Temu, an up-and-coming shopping app, has been making waves in the retail world. It made headlines by securing not one but two advertising slots during the Super Bowl, paying a staggering $14 million for each 30-second spot. This feat is even more impressive considering that Temu launched in the US just last September and expanded into the UK in April. Despite being relatively new, Temu has rapidly gained popularity, amassing over 7 million downloads in the UK alone and reaching a global total of more than 117 million downloads.

One of the key factors contributing to Temu’s success is its founder, Colin Huang. With a fortune of $24 billion, Huang is one of China’s richest individuals and has a track record of entrepreneurial success, including helping to set up Google in China. He has applied his expertise and business acumen to Temu, which is owned by Pinduoduo (PDD), a Chinese ecommerce company.

Temu sets itself apart from traditional online retailers by offering clothing and household goods at seemingly impossible prices. It achieves this by shipping directly from warehouses in China, cutting out the higher costs associated with logistics networks in Western countries. By leveraging its parent company’s close relationships with Chinese suppliers, Temu is able to dramatically undercut its Western rivals in terms of pricing.

What’s interesting about Temu is its unconventional approach to product offerings. Unlike established online marketplaces that feature well-known brands and curated product lists, Temu’s website presents a seemingly random assortment of bargain gadgets, garments, and toys. This approach, coupled with aggressive marketing tactics and limited-time “lightning deals,” creates a sense of urgency and a fear of missing out (FOMO) among consumers.

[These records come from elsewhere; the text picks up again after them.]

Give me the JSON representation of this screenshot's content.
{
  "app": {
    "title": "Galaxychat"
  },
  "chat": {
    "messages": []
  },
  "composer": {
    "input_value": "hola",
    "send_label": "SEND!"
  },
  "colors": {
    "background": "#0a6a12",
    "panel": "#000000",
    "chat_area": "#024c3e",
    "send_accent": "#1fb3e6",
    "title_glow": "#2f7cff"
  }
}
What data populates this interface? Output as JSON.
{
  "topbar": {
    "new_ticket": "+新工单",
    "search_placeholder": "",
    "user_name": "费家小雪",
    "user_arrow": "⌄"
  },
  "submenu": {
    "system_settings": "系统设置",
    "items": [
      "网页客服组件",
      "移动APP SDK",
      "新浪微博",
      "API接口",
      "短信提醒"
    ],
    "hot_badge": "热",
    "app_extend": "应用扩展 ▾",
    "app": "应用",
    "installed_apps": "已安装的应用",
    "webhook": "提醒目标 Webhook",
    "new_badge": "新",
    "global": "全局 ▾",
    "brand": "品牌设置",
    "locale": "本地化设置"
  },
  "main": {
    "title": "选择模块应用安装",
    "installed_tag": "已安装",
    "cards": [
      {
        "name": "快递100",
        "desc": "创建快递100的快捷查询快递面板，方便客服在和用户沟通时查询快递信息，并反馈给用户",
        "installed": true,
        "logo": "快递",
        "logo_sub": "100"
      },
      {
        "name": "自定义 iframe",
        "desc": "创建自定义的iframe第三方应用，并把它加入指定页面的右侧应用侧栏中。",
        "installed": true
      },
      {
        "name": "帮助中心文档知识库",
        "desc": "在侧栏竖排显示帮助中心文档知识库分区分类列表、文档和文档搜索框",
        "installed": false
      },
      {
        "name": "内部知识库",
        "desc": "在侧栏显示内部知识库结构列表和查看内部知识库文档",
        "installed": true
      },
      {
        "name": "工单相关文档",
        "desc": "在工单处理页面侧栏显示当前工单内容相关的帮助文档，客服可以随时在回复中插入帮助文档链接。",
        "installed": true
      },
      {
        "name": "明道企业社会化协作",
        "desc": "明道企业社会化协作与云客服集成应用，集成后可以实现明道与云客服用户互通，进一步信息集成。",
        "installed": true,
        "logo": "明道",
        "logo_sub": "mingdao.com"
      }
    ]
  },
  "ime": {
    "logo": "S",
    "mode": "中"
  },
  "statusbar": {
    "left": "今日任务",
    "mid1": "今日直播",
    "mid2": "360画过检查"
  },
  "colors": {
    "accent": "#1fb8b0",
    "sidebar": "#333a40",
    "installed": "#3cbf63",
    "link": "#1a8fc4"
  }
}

The strategy seems to be working, as more than 7 million Britons have installed Temu, according to data from research company Sensor Tower. Globally, it has become one of the fastest-growing apps of all time. Monthly spending on the platform has skyrocketed from an estimated $192 million in January to an impressive $700 million in June. Analysts predict that total spending on Temu could reach a staggering $10 billion this year, a milestone that took Amazon 12 years to achieve.

Temu’s eye-catching orange packaging has become a familiar sight in delivery vans and on doorsteps. Social media platforms are flooded with influencers sharing their “Temu hauls” of imitation AirPods, extra-strong magnets, and 98p water bottles. With its aggressive pricing, free delivery, and relentless marketing campaigns, Temu has emerged as a formidable competitor to major online sellers like Amazon.

However, Temu’s rise is not without its challenges. While other platforms have attempted to attract Western shoppers by shipping directly from China, none have experienced the same rapid growth as Temu. Its success can be attributed to a combination of factors, including aggressive pricing, free shipping, and its parent company’s extensive network of manufacturers. Nonetheless, Temu’s current business model operates at a significant loss, with Wired reporting an average loss of $30 per order, considering the average order value is just $25. As a result, industry experts expect prices on the platform to rise in the future.

Despite the financial challenges, Temu can afford to sustain these losses for now. Its parent company, Pinduoduo, reported tripled profits of $1.2 billion in the first quarter of this year, driven by the success of its Chinese operations. Temu reportedly aims to break even by 2025.

However, Temu’s journey is not without obstacles. Its Chinese ownership has attracted scrutiny, especially in light of the Communist Party’s tech crackdown in 2021. Although Temu claims to have been founded in Boston and recently moved its headquarters from Shanghai to Dublin, US politicians have raised concerns about the app’s potential ties to forced labor in Xinjiang. Additionally, some US states, such as Montana, have taken measures to ban TikTok and discourage the use of Chinese apps on government devices. In March, Pinduoduo was even removed from Google’s app download store over security concerns.

Despite the challenges and potential controversies, Temu has undoubtedly rattled Amazon. The retail giant has refused to include Temu in its famous price matching scheme, citing the company’s failure to meet the required standards, particularly in guarding against counterfeits. As a response, some Chinese sellers have claimed that Amazon has started discounting goods in an effort to compete with Temu’s aggressive pricing strategy.

Amazon has spent the past two decades training consumers to expect fast delivery and a vast selection of products. However, Temu’s disruptive approach and unbeatable prices pose a significant threat. While its longer delivery times may be a downside, users are captivated, spending an average of 28 minutes per day on the app, nearly double the time spent on Amazon.

As Temu continues to challenge traditional retail norms and disrupt the market, it remains to be seen how it will navigate the scrutiny surrounding its Chinese ownership and potential controversies. Nevertheless, it has already left an indelible mark on the industry, prompting Amazon to adjust its strategies and leaving many wondering if Temu could ultimately become the new heavyweight in online retail.